It's all still considered emerging technology, but big data put into service for the purposes of security should evolve to be useful for small to midsize companies as well as the large ones, MacDonald urged. It's possible big data for security could also one day become more oriented as a service, he suggested. IBM's Bird said that may be possible eventually, but for now big data for security purposes is seeing its initial deployment in large organizations with mountains of sensitive information at stake.
For a deployment of IBM Security Intelligence with Big Data, the pricing would like look like this: QRadar is priced per appliance and by the quantity of data collected (events and network flows per second). BigInsights is priced by total storage capacity of the cluster. QRadar pricing starts below $50,000. BigInsights pricing starts below $50,000 for a 5TB storage system.
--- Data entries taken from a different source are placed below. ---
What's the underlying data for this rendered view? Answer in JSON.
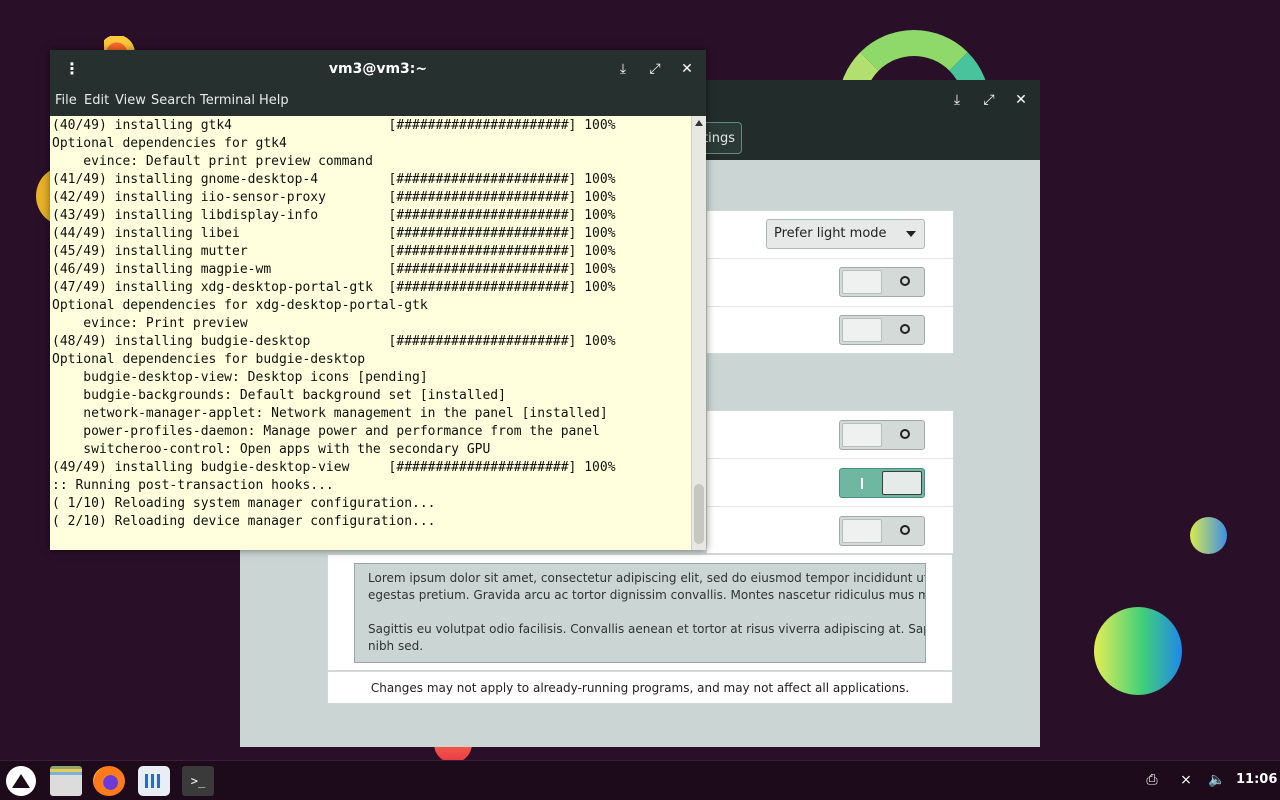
{
  "terminal": {
    "title": "vm3@vm3:~",
    "menu": [
      "File",
      "Edit",
      "View",
      "Search",
      "Terminal",
      "Help"
    ],
    "lines": [
      "(40/49) installing gtk4                    [######################] 100%",
      "Optional dependencies for gtk4",
      "    evince: Default print preview command",
      "(41/49) installing gnome-desktop-4         [######################] 100%",
      "(42/49) installing iio-sensor-proxy        [######################] 100%",
      "(43/49) installing libdisplay-info         [######################] 100%",
      "(44/49) installing libei                   [######################] 100%",
      "(45/49) installing mutter                  [######################] 100%",
      "(46/49) installing magpie-wm               [######################] 100%",
      "(47/49) installing xdg-desktop-portal-gtk  [######################] 100%",
      "Optional dependencies for xdg-desktop-portal-gtk",
      "    evince: Print preview",
      "(48/49) installing budgie-desktop          [######################] 100%",
      "Optional dependencies for budgie-desktop",
      "    budgie-desktop-view: Desktop icons [pending]",
      "    budgie-backgrounds: Default background set [installed]",
      "    network-manager-applet: Network management in the panel [installed]",
      "    power-profiles-daemon: Manage power and performance from the panel",
      "    switcheroo-control: Open apps with the secondary GPU",
      "(49/49) installing budgie-desktop-view     [######################] 100%",
      ":: Running post-transaction hooks...",
      "( 1/10) Reloading system manager configuration...",
      "( 2/10) Reloading device manager configuration..."
    ]
  },
  "settings": {
    "tab_label": "ttings",
    "theme_dropdown": "Prefer light mode",
    "toggles": [
      false,
      false,
      false,
      true,
      false
    ],
    "lorem": [
      "Lorem ipsum dolor sit amet, consectetur adipiscing elit, sed do eiusmod tempor incididunt ut labore e",
      "egestas pretium. Gravida arcu ac tortor dignissim convallis. Montes nascetur ridiculus mus mauris vi",
      "Sagittis eu volutpat odio facilisis. Convallis aenean et tortor at risus viverra adipiscing at. Sapien et lig",
      "nibh sed."
    ],
    "note": "Changes may not apply to already-running programs, and may not affect all applications."
  },
  "taskbar": {
    "clock": "11:06",
    "apps": [
      "launcher-icon",
      "files-icon",
      "firefox-icon",
      "system-monitor-icon",
      "terminal-icon"
    ],
    "tray": [
      "printer-icon",
      "network-disconnected-icon",
      "volume-icon"
    ]
  }
}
Ellen Messmer is senior editor at Network World, an IDG publication and website, where she covers news and technology trends related to information security. Twitter: @MessmerE. Email: firstname.lastname@example.org.
Read more about security in Network World's Security section.